This poison gas alert ratchet is in the
Ludlow museum in Shropshire, England.
Miscellaneous! Ratchets may also be called “mechanical stridulators.” (Crickets, for example, 'stridulate'—rub their body parts together—to make that chirping or grating noise. (Just you try that!)  Simple hand-held ratchets have been used for general carnival-like merriment, to warn against poison gas attacks (pictured,left), to scare birds away from the grapes in vineyards, and to annoy many mommies and daddies. The ratchet is also found in the instrument sets of various methods that promote natural music education in young children, such as the Orff Approach, Kodaly Method, Suziki Method, etc. In symphonic music,

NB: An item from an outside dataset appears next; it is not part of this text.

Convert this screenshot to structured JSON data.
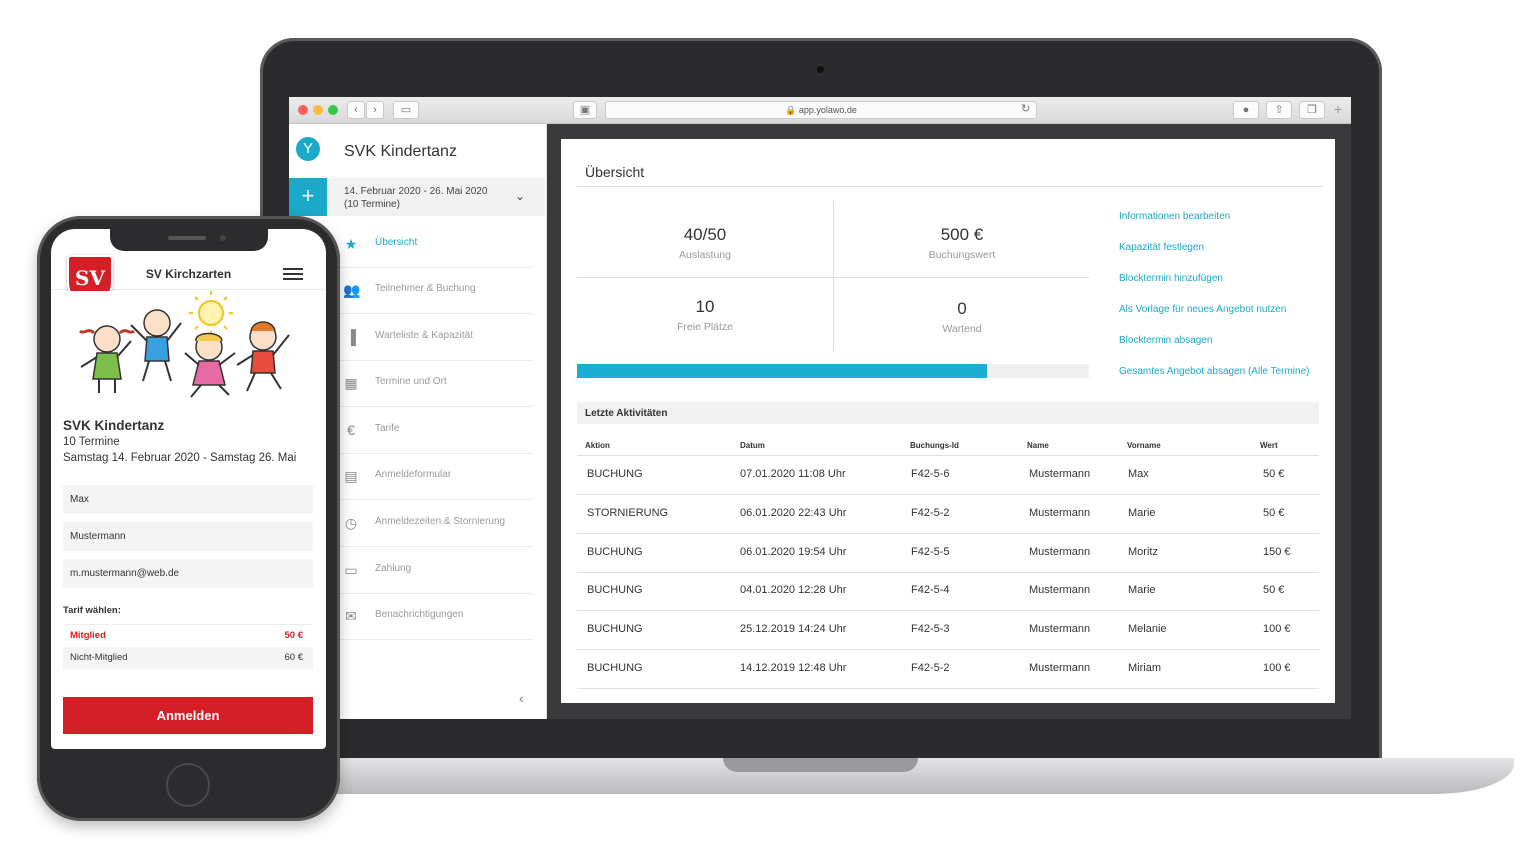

Tschaikovsky's Nutcracker Suite and Till Eulenspiegel's Merry Pranks by Richard Strauss have a ratchet; Schoenberg uses one in his opera Moses and Aaron and also in his massive cantata, Gurre-Lieder (where he also has six timpani and large iron chains! Only one ratchetbah!). The Pines of Rome by Respighi uses a ratchet in an unusual manner—the ratchet clicks are employed individually and rhythmically rather than as a sustained whir of clicks (for which you need one top-notch ratcheteer!), Carmina Burana by Carl Orff has a ratchet, and back in 1760 the interesting Toy Symphony (Kindersymphonie/ Children's Symphony) has one. No one is sure who wrote the piece; some say Haydn, some say Leopold Mozart; some say, Does it really matter?

[For other examples of traditional musical instruments from southern Italy, click here.]

[My thanks to Mr. Alan Futterman, Music Director, Bremerton Symphony Orchestra, for his help.]